[Exercise prompt]
Exclude the images, then return every line below exactly as written.

[Listed entries]
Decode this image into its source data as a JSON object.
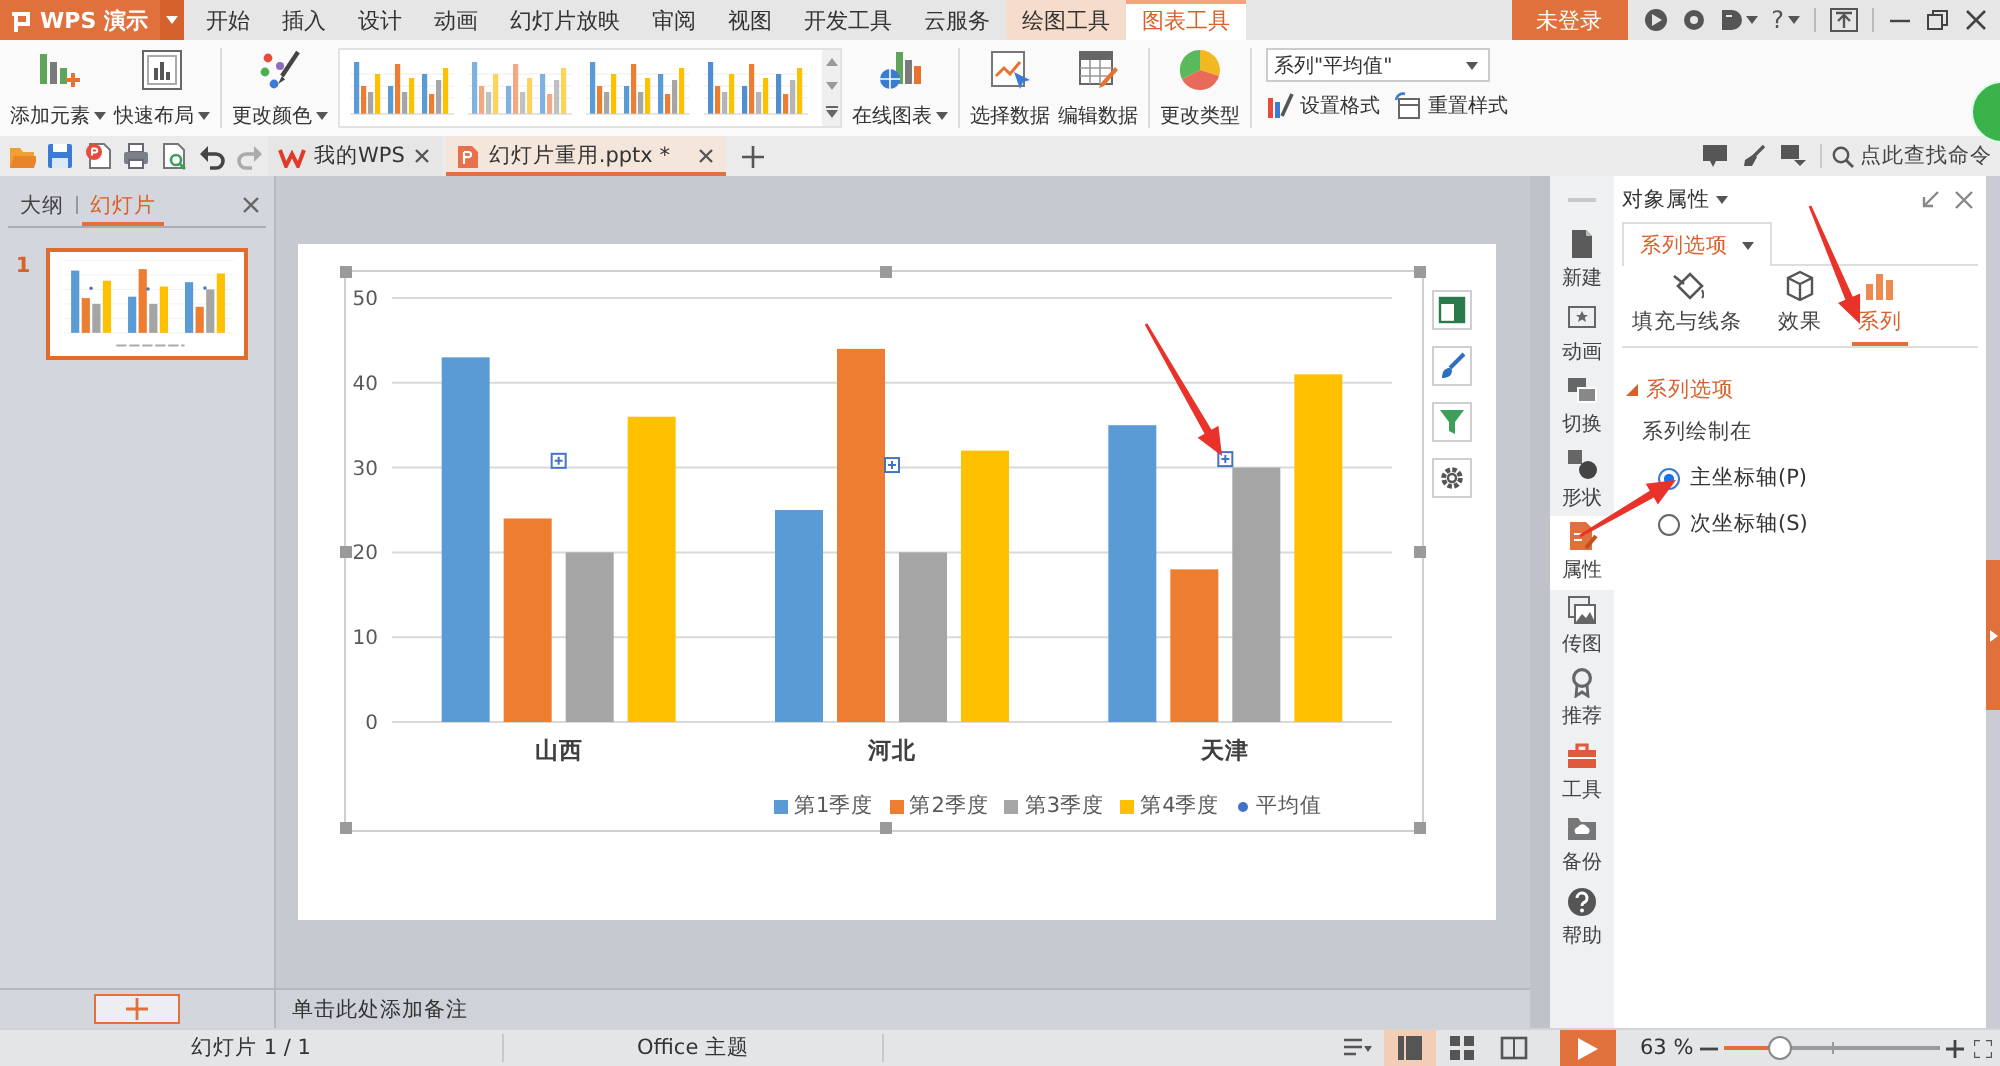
{
  "title_bar": {
    "app_name": "WPS 演示",
    "tabs": [
      {
        "label": "开始",
        "kind": "main",
        "selected": false
      },
      {
        "label": "插入",
        "kind": "main",
        "selected": false
      },
      {
        "label": "设计",
        "kind": "main",
        "selected": false
      },
      {
        "label": "动画",
        "kind": "main",
        "selected": false
      },
      {
        "label": "幻灯片放映",
        "kind": "main",
        "selected": false
      },
      {
        "label": "审阅",
        "kind": "main",
        "selected": false
      },
      {
        "label": "视图",
        "kind": "main",
        "selected": false
      },
      {
        "label": "开发工具",
        "kind": "main",
        "selected": false
      },
      {
        "label": "云服务",
        "kind": "main",
        "selected": false
      },
      {
        "label": "绘图工具",
        "kind": "context",
        "selected": false
      },
      {
        "label": "图表工具",
        "kind": "context",
        "selected": true
      }
    ],
    "login": "未登录",
    "help": "?"
  },
  "ribbon": {
    "groups": [
      {
        "items": [
          {
            "kind": "large",
            "label": "添加元素",
            "has_menu": true
          },
          {
            "kind": "large",
            "label": "快速布局",
            "has_menu": true
          }
        ]
      },
      {
        "items": [
          {
            "kind": "large",
            "label": "更改颜色",
            "has_menu": true
          },
          {
            "kind": "gallery"
          },
          {
            "kind": "large",
            "label": "在线图表",
            "has_menu": true
          }
        ]
      },
      {
        "items": [
          {
            "kind": "large",
            "label": "选择数据",
            "has_menu": false
          },
          {
            "kind": "large",
            "label": "编辑数据",
            "has_menu": false
          }
        ]
      },
      {
        "items": [
          {
            "kind": "large",
            "label": "更改类型",
            "has_menu": false
          }
        ]
      },
      {
        "items": [
          {
            "kind": "stack",
            "select": {
              "value": "系列\"平均值\""
            },
            "buttons": [
              {
                "label": "设置格式"
              },
              {
                "label": "重置样式"
              }
            ]
          }
        ]
      }
    ]
  },
  "doc_bar": {
    "tabs": [
      {
        "kind": "home",
        "label": "我的WPS",
        "selected": false
      },
      {
        "kind": "document",
        "label": "幻灯片重用.pptx *",
        "selected": true
      }
    ],
    "search": {
      "placeholder": "点此查找命令"
    }
  },
  "left_panel": {
    "tabs": [
      {
        "label": "大纲",
        "selected": false
      },
      {
        "label": "幻灯片",
        "selected": true
      }
    ],
    "slides": [
      {
        "number": "1",
        "selected": true
      }
    ]
  },
  "slide": {
    "chart_data": {
      "type": "bar",
      "categories": [
        "山西",
        "河北",
        "天津"
      ],
      "series": [
        {
          "name": "第1季度",
          "color": "#5b9bd5",
          "values": [
            43,
            25,
            35
          ]
        },
        {
          "name": "第2季度",
          "color": "#ed7d31",
          "values": [
            24,
            44,
            18
          ]
        },
        {
          "name": "第3季度",
          "color": "#a5a5a5",
          "values": [
            20,
            20,
            30
          ]
        },
        {
          "name": "第4季度",
          "color": "#ffc000",
          "values": [
            36,
            32,
            41
          ]
        },
        {
          "name": "平均值",
          "type": "line",
          "marker": true,
          "color": "#4472c4",
          "values": [
            30.8,
            30.3,
            31
          ]
        }
      ],
      "ylim": [
        0,
        50
      ],
      "yticks": [
        0,
        10,
        20,
        30,
        40,
        50
      ],
      "grid": true,
      "legend": "bottom"
    }
  },
  "notes": {
    "prompt": "单击此处添加备注"
  },
  "sidebar": {
    "items": [
      {
        "label": "新建",
        "selected": false
      },
      {
        "label": "动画",
        "selected": false
      },
      {
        "label": "切换",
        "selected": false
      },
      {
        "label": "形状",
        "selected": false
      },
      {
        "label": "属性",
        "selected": true
      },
      {
        "label": "传图",
        "selected": false
      },
      {
        "label": "推荐",
        "selected": false
      },
      {
        "label": "工具",
        "selected": false
      },
      {
        "label": "备份",
        "selected": false
      },
      {
        "label": "帮助",
        "selected": false
      }
    ]
  },
  "properties": {
    "title": "对象属性",
    "tabs": [
      {
        "label": "系列选项",
        "selected": true
      }
    ],
    "subtabs": [
      {
        "label": "填充与线条",
        "selected": false
      },
      {
        "label": "效果",
        "selected": false
      },
      {
        "label": "系列",
        "selected": true
      }
    ],
    "section": {
      "title": "系列选项",
      "expanded": true,
      "caption": "系列绘制在",
      "options": [
        {
          "label": "主坐标轴(P)",
          "selected": true
        },
        {
          "label": "次坐标轴(S)",
          "selected": false
        }
      ]
    }
  },
  "status_bar": {
    "slide_info": "幻灯片 1 / 1",
    "theme": "Office 主题",
    "views": [
      {
        "selected": true
      },
      {
        "selected": false
      },
      {
        "selected": false
      }
    ],
    "zoom": {
      "reading": "63 %",
      "level": 0.26
    }
  }
}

[Task answer]
Decode this image into its source data as a JSON object.
{
  "title_bar": {
    "app_name": "WPS 演示",
    "tabs": [
      {
        "label": "开始",
        "kind": "main",
        "selected": false
      },
      {
        "label": "插入",
        "kind": "main",
        "selected": false
      },
      {
        "label": "设计",
        "kind": "main",
        "selected": false
      },
      {
        "label": "动画",
        "kind": "main",
        "selected": false
      },
      {
        "label": "幻灯片放映",
        "kind": "main",
        "selected": false
      },
      {
        "label": "审阅",
        "kind": "main",
        "selected": false
      },
      {
        "label": "视图",
        "kind": "main",
        "selected": false
      },
      {
        "label": "开发工具",
        "kind": "main",
        "selected": false
      },
      {
        "label": "云服务",
        "kind": "main",
        "selected": false
      },
      {
        "label": "绘图工具",
        "kind": "context",
        "selected": false
      },
      {
        "label": "图表工具",
        "kind": "context",
        "selected": true
      }
    ],
    "login": "未登录",
    "help": "?"
  },
  "ribbon": {
    "groups": [
      {
        "items": [
          {
            "kind": "large",
            "label": "添加元素",
            "has_menu": true
          },
          {
            "kind": "large",
            "label": "快速布局",
            "has_menu": true
          }
        ]
      },
      {
        "items": [
          {
            "kind": "large",
            "label": "更改颜色",
            "has_menu": true
          },
          {
            "kind": "gallery"
          },
          {
            "kind": "large",
            "label": "在线图表",
            "has_menu": true
          }
        ]
      },
      {
        "items": [
          {
            "kind": "large",
            "label": "选择数据",
            "has_menu": false
          },
          {
            "kind": "large",
            "label": "编辑数据",
            "has_menu": false
          }
        ]
      },
      {
        "items": [
          {
            "kind": "large",
            "label": "更改类型",
            "has_menu": false
          }
        ]
      },
      {
        "items": [
          {
            "kind": "stack",
            "select": {
              "value": "系列\"平均值\""
            },
            "buttons": [
              {
                "label": "设置格式"
              },
              {
                "label": "重置样式"
              }
            ]
          }
        ]
      }
    ]
  },
  "doc_bar": {
    "tabs": [
      {
        "kind": "home",
        "label": "我的WPS",
        "selected": false
      },
      {
        "kind": "document",
        "label": "幻灯片重用.pptx *",
        "selected": true
      }
    ],
    "search": {
      "placeholder": "点此查找命令"
    }
  },
  "left_panel": {
    "tabs": [
      {
        "label": "大纲",
        "selected": false
      },
      {
        "label": "幻灯片",
        "selected": true
      }
    ],
    "slides": [
      {
        "number": "1",
        "selected": true
      }
    ]
  },
  "slide": {
    "chart_data": {
      "type": "bar",
      "categories": [
        "山西",
        "河北",
        "天津"
      ],
      "series": [
        {
          "name": "第1季度",
          "color": "#5b9bd5",
          "values": [
            43,
            25,
            35
          ]
        },
        {
          "name": "第2季度",
          "color": "#ed7d31",
          "values": [
            24,
            44,
            18
          ]
        },
        {
          "name": "第3季度",
          "color": "#a5a5a5",
          "values": [
            20,
            20,
            30
          ]
        },
        {
          "name": "第4季度",
          "color": "#ffc000",
          "values": [
            36,
            32,
            41
          ]
        },
        {
          "name": "平均值",
          "type": "line",
          "marker": true,
          "color": "#4472c4",
          "values": [
            30.8,
            30.3,
            31
          ]
        }
      ],
      "ylim": [
        0,
        50
      ],
      "yticks": [
        0,
        10,
        20,
        30,
        40,
        50
      ],
      "grid": true,
      "legend": "bottom"
    }
  },
  "notes": {
    "prompt": "单击此处添加备注"
  },
  "sidebar": {
    "items": [
      {
        "label": "新建",
        "selected": false
      },
      {
        "label": "动画",
        "selected": false
      },
      {
        "label": "切换",
        "selected": false
      },
      {
        "label": "形状",
        "selected": false
      },
      {
        "label": "属性",
        "selected": true
      },
      {
        "label": "传图",
        "selected": false
      },
      {
        "label": "推荐",
        "selected": false
      },
      {
        "label": "工具",
        "selected": false
      },
      {
        "label": "备份",
        "selected": false
      },
      {
        "label": "帮助",
        "selected": false
      }
    ]
  },
  "properties": {
    "title": "对象属性",
    "tabs": [
      {
        "label": "系列选项",
        "selected": true
      }
    ],
    "subtabs": [
      {
        "label": "填充与线条",
        "selected": false
      },
      {
        "label": "效果",
        "selected": false
      },
      {
        "label": "系列",
        "selected": true
      }
    ],
    "section": {
      "title": "系列选项",
      "expanded": true,
      "caption": "系列绘制在",
      "options": [
        {
          "label": "主坐标轴(P)",
          "selected": true
        },
        {
          "label": "次坐标轴(S)",
          "selected": false
        }
      ]
    }
  },
  "status_bar": {
    "slide_info": "幻灯片 1 / 1",
    "theme": "Office 主题",
    "views": [
      {
        "selected": true
      },
      {
        "selected": false
      },
      {
        "selected": false
      }
    ],
    "zoom": {
      "reading": "63 %",
      "level": 0.26
    }
  }
}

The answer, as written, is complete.